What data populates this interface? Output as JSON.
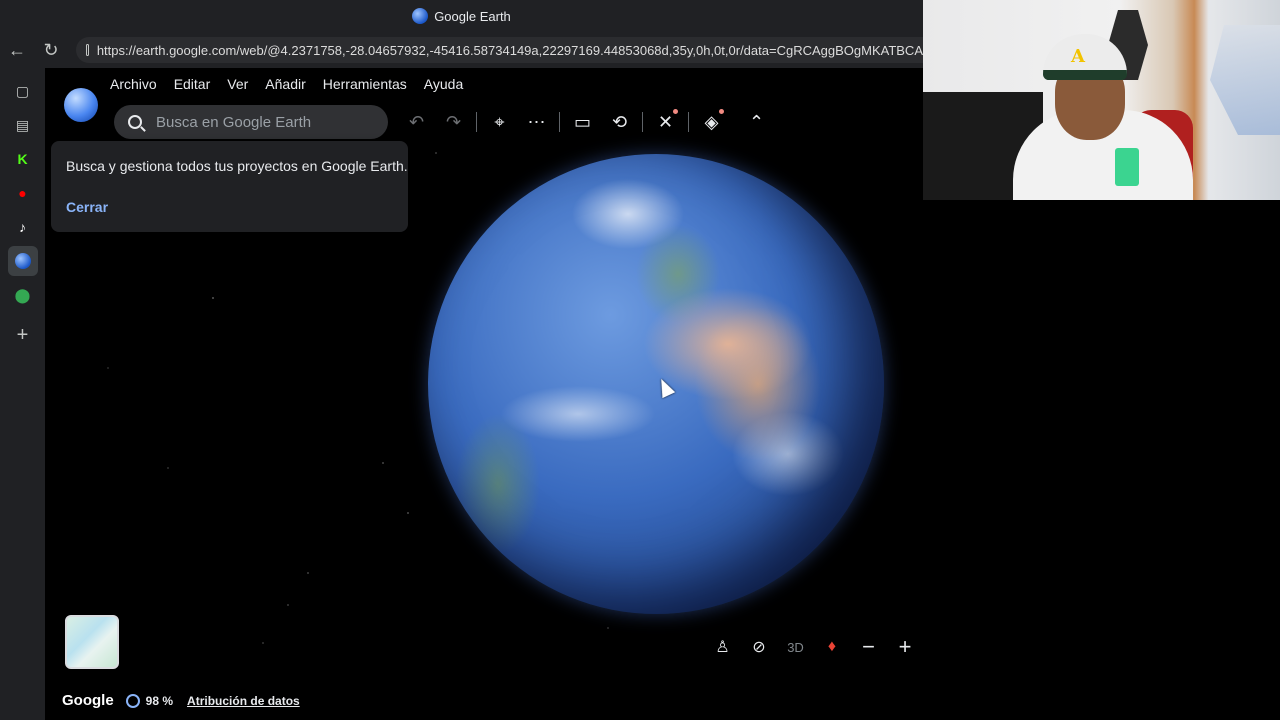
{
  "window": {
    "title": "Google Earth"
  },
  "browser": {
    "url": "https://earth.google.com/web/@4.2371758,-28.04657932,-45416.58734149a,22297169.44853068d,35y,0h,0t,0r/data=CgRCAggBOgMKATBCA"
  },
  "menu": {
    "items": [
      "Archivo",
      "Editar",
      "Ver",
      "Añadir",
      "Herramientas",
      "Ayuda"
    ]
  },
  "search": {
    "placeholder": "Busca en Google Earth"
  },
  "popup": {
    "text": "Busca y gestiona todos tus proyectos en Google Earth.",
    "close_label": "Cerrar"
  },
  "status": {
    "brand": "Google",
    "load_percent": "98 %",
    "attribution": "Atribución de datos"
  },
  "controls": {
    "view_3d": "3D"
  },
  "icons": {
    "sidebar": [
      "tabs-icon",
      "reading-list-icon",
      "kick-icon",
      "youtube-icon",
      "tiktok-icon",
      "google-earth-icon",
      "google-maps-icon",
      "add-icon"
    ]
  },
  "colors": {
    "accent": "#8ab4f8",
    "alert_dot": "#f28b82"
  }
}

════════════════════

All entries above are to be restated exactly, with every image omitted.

What data populates this interface? Output as JSON.
{
  "window": {
    "title": "Google Earth"
  },
  "browser": {
    "url": "https://earth.google.com/web/@4.2371758,-28.04657932,-45416.58734149a,22297169.44853068d,35y,0h,0t,0r/data=CgRCAggBOgMKATBCA"
  },
  "menu": {
    "items": [
      "Archivo",
      "Editar",
      "Ver",
      "Añadir",
      "Herramientas",
      "Ayuda"
    ]
  },
  "search": {
    "placeholder": "Busca en Google Earth"
  },
  "popup": {
    "text": "Busca y gestiona todos tus proyectos en Google Earth.",
    "close_label": "Cerrar"
  },
  "status": {
    "brand": "Google",
    "load_percent": "98 %",
    "attribution": "Atribución de datos"
  },
  "controls": {
    "view_3d": "3D"
  },
  "icons": {
    "sidebar": [
      "tabs-icon",
      "reading-list-icon",
      "kick-icon",
      "youtube-icon",
      "tiktok-icon",
      "google-earth-icon",
      "google-maps-icon",
      "add-icon"
    ]
  },
  "colors": {
    "accent": "#8ab4f8",
    "alert_dot": "#f28b82"
  }
}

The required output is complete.